═══ Input records
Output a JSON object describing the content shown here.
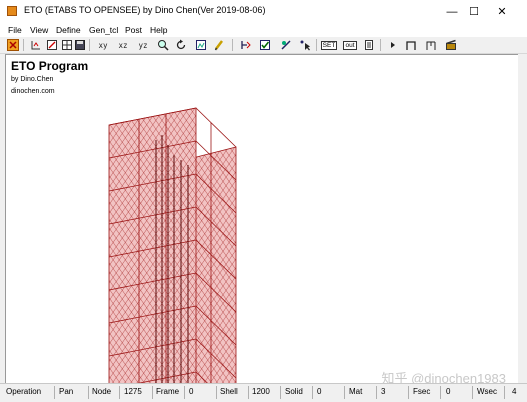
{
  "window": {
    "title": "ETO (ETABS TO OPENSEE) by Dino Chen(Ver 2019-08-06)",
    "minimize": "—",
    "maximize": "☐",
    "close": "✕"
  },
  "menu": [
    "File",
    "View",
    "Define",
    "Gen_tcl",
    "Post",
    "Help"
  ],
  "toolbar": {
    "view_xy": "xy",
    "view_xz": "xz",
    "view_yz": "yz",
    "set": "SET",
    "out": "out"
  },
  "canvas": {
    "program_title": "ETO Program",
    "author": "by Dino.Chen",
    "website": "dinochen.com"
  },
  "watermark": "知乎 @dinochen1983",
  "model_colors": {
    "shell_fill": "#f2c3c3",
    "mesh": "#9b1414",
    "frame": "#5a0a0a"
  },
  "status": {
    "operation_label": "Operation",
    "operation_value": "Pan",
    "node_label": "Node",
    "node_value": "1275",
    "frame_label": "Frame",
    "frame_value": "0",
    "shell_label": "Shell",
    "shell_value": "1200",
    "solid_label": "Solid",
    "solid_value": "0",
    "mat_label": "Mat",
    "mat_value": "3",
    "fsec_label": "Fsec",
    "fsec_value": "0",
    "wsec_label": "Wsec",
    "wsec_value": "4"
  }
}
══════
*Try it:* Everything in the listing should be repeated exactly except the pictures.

*Task output:*
Output a JSON object describing the content shown here.
{
  "window": {
    "title": "ETO (ETABS TO OPENSEE) by Dino Chen(Ver 2019-08-06)",
    "minimize": "—",
    "maximize": "☐",
    "close": "✕"
  },
  "menu": [
    "File",
    "View",
    "Define",
    "Gen_tcl",
    "Post",
    "Help"
  ],
  "toolbar": {
    "view_xy": "xy",
    "view_xz": "xz",
    "view_yz": "yz",
    "set": "SET",
    "out": "out"
  },
  "canvas": {
    "program_title": "ETO Program",
    "author": "by Dino.Chen",
    "website": "dinochen.com"
  },
  "watermark": "知乎 @dinochen1983",
  "model_colors": {
    "shell_fill": "#f2c3c3",
    "mesh": "#9b1414",
    "frame": "#5a0a0a"
  },
  "status": {
    "operation_label": "Operation",
    "operation_value": "Pan",
    "node_label": "Node",
    "node_value": "1275",
    "frame_label": "Frame",
    "frame_value": "0",
    "shell_label": "Shell",
    "shell_value": "1200",
    "solid_label": "Solid",
    "solid_value": "0",
    "mat_label": "Mat",
    "mat_value": "3",
    "fsec_label": "Fsec",
    "fsec_value": "0",
    "wsec_label": "Wsec",
    "wsec_value": "4"
  }
}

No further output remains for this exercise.